It’s because I feel so strongly about this that I decided to donate at least 10% of my profits to humane education organizations that work with kids.  Given that I felt called to work with adults at this point, it was important to me to donate to organizations providing humane education to children, who of course are the real holders of the future.  If we can teach both adults and children to understand the humane education approach and become solutionaries in their own lives and work, I truly believe we will begin to steer the ship of this planet in a new direction.

Tell us about your experience taking IHE’s online course Teaching for a Positive Future (TPF).

I enjoyed the structure and convenience of being able to take the TPF course online, and also connecting with other educators around humane education topics.  I liked seeing the different ways each classmate was using the theories and exercises.  Connecting with the course instructor, Marsha Rakestraw, was a highlight for me, as she was so supportive and encouraging of the work I’m doing.  Because I already had so many years of graduate work in related fields under my belt and was not in a place to do another extended program right now, I was so thankful to be able to be part of the TPF course and receive some training in humane education specifically, and connect with IHE in that way.
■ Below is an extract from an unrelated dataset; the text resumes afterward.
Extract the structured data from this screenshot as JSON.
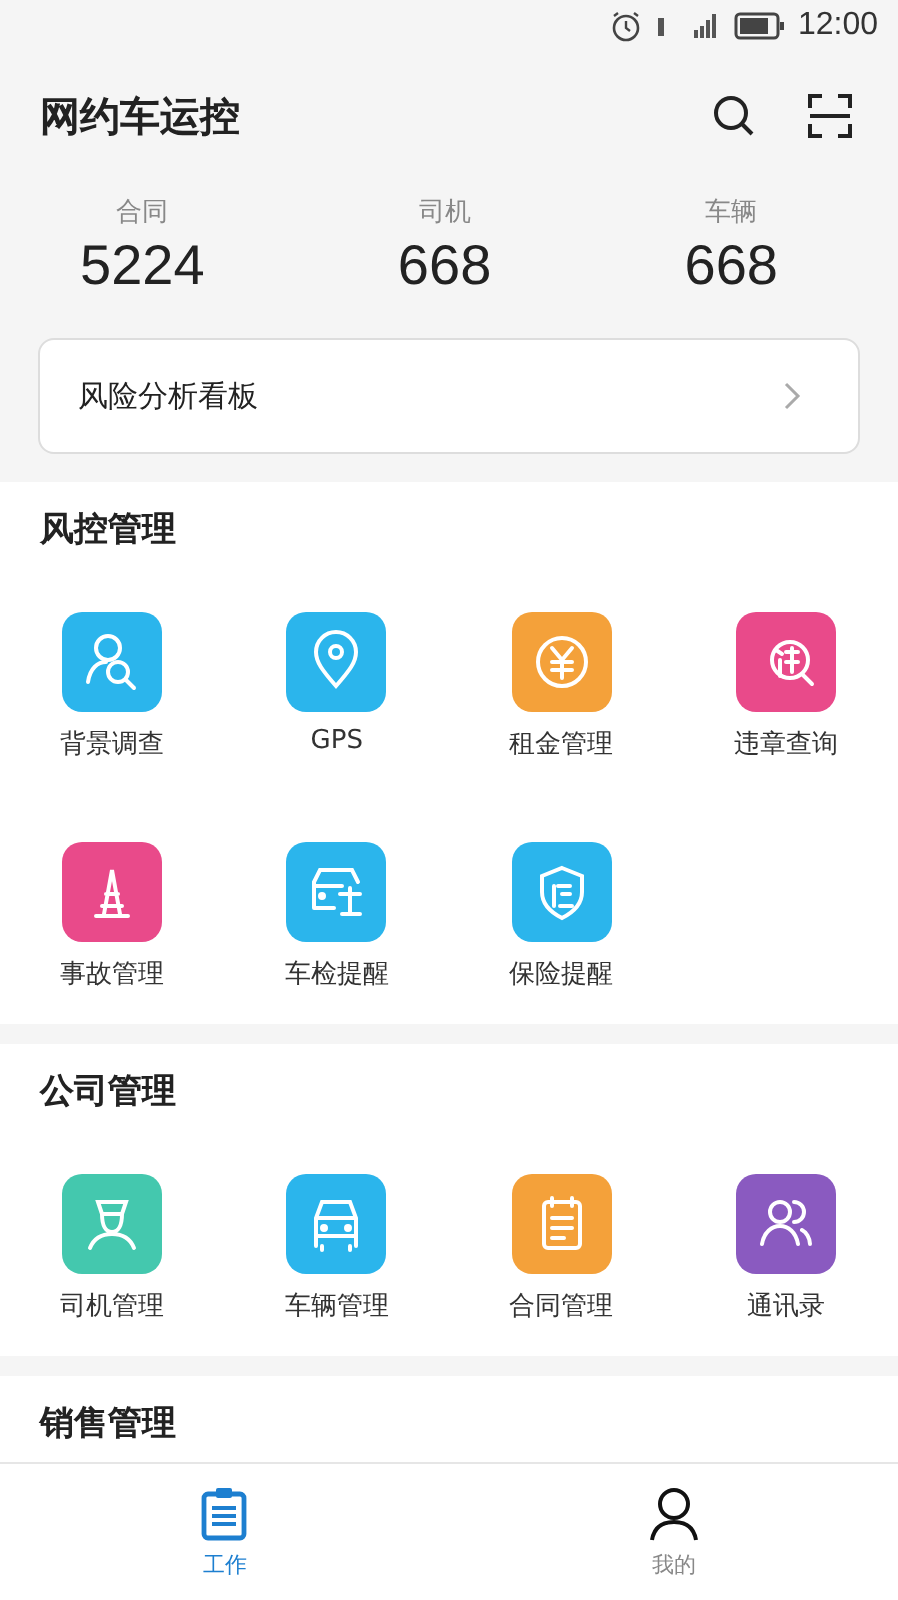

How has what you learned from the TPF course helped you in your life and work?

I have referred back to the course materials several times, as I create talks and as I work on columns and my e-book.  I feel like it keeps me grounded in the real work I want to do, and it offers me ideas on how to infuse the humane education principles into my teaching (even when my writing is my teaching!), and how to engage my audience and structure activities to introduce these ideas.

What would you say to others wondering if the TPF course is right for them?

I wish every educator could take this course!  I don’t think it matters who or where you are teaching, these principles can and need to be infused into every classroom, formal and informal.  The TPF course offers practical understanding of the foundational humane education concepts, and an abundance of activities to utilize in various teaching environments.  Plus, you get a class full of colleagues inspired to make a difference in the world!